Step one is to get them help. We have made great strides in reducing the perceived stigma of seeking mental health care, but this is just the beginning.  Getting help is a sign of strength, not weakness. It takes more than the medical community to deliver this message, but I am very encouraged by the active engagement in this message from our line leaders, and - more importantly - from our senior enlisted leaders who have such a tremendous influence over our young men and women.

We also better understand how to build up our abilities to manage difficult life challenges, and bounce back from adversity. Each of the Services has introduced resilience training to provide leaders, individuals and family members with the skills to prepare for and manage personal and organizational stressors.

I'm proud too of the role that TRICARE has played in expanding access to critically needed services. Our networks serve an important role in supplementing our direct care system.  For our brothers and sisters in the National Guard and Reserves, who often live far from their units and military installations, this network is a lifeline. As a longtime member of the Army Reserve, I can personally attest to the importance of these services to men and women who live in every state in the nation.

The National Suicide Prevention Hotline (1-800-273-TALK),, and other resources are readily available.  We need to regularly communicate their value and easy accessibility to our friends and families in need and maybe even more importantly, to those close to someone who may be in need.

Bottom line: The key is recognizing others at risk and in crisis and not being afraid to step in.  Our job as military health care providers, paraprofessionals, and members of the DoD community at large is to have the courage to intervene.

So, we have messaged that there is no shame in seeking help, but how do you overcome the shame and anger you may be met with by taking someone by the hand and doing everything in your power to get them to help if they haven't asked for it?  You run the risk of being wrong and then what?  How can our medical community become a force multiplier in educating the larger community about where to find help for someone else and how do you coax a person on the edge to get help? These are the questions we must continue to address in order to save our comrades, our families, our neighbors, and fellow humans.

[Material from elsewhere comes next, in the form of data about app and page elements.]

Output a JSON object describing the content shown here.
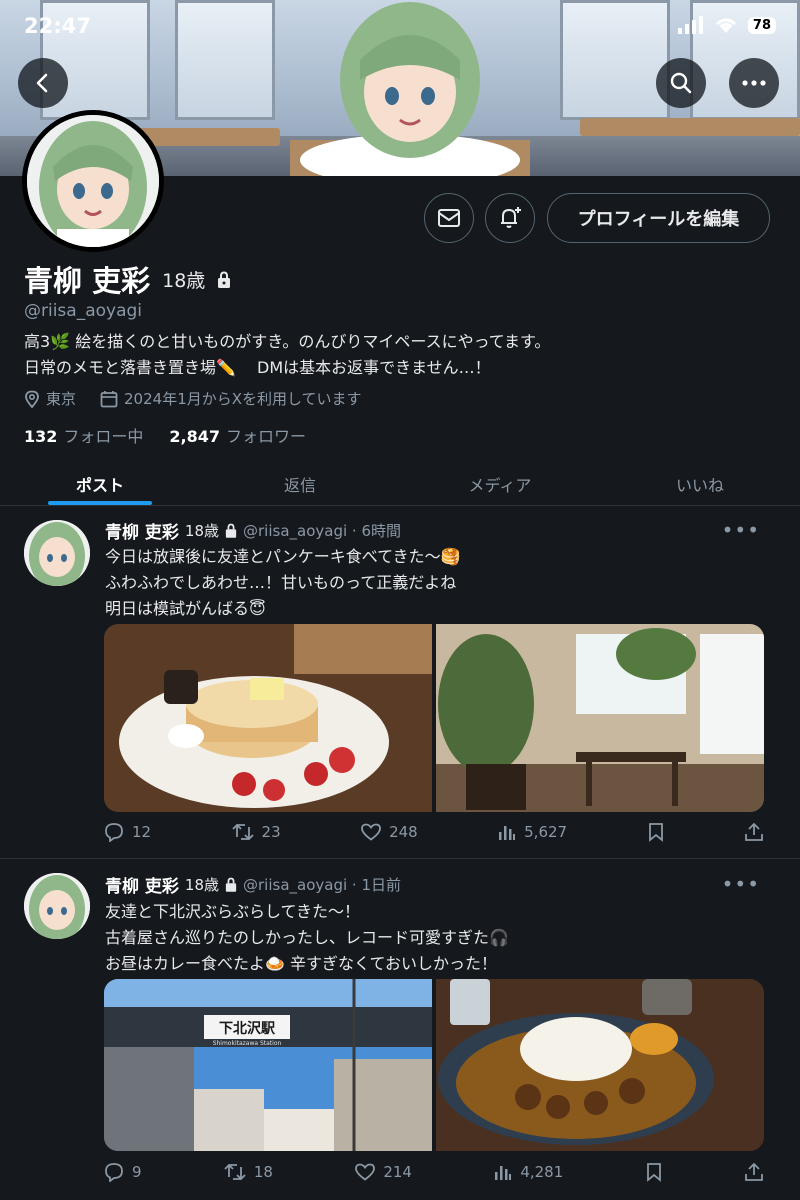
{
  "status_bar": {
    "time": "22:47",
    "battery": "78"
  },
  "profile": {
    "name": "青柳 吏彩",
    "age": "18歳",
    "handle": "@riisa_aoyagi",
    "bio_line1": "高3🌿 絵を描くのと甘いものがすき。のんびりマイペースにやってます。",
    "bio_line2": "日常のメモと落書き置き場✏️　 DMは基本お返事できません…！",
    "location": "東京",
    "joined": "2024年1月からXを利用しています",
    "following_count": "132",
    "following_label": "フォロー中",
    "followers_count": "2,847",
    "followers_label": "フォロワー",
    "edit_button": "プロフィールを編集"
  },
  "tabs": [
    {
      "label": "ポスト",
      "active": true
    },
    {
      "label": "返信"
    },
    {
      "label": "メディア"
    },
    {
      "label": "いいね"
    }
  ],
  "posts": [
    {
      "name": "青柳 吏彩",
      "age": "18歳",
      "meta": "@riisa_aoyagi · 6時間",
      "lines": [
        "今日は放課後に友達とパンケーキ食べてきた〜🥞",
        "ふわふわでしあわせ…！甘いものって正義だよね",
        "明日は模試がんばる😇"
      ],
      "replies": "12",
      "reposts": "23",
      "likes": "248",
      "views": "5,627"
    },
    {
      "name": "青柳 吏彩",
      "age": "18歳",
      "meta": "@riisa_aoyagi · 1日前",
      "lines": [
        "友達と下北沢ぶらぶらしてきた〜！",
        "古着屋さん巡りたのしかったし、レコード可愛すぎた🎧",
        "お昼はカレー食べたよ🍛 辛すぎなくておいしかった！"
      ],
      "station_sign": "下北沢駅",
      "station_sign_sub": "Shimokitazawa Station",
      "replies": "9",
      "reposts": "18",
      "likes": "214",
      "views": "4,281"
    }
  ],
  "colors": {
    "accent": "#1d9bf0",
    "bg": "#15181c",
    "muted": "#8b98a5",
    "border": "#2f3336"
  }
}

Suicide prevention will be a prolonged effort. Awareness and perseverance matter. We can do more, and we are doing more to strengthen our team. To be better prepared, check out our suicide prevention awareness information and resources at  Become the light of hope for someone by helping others learn where to go for help so as a larger DoD family, we can take care of each other!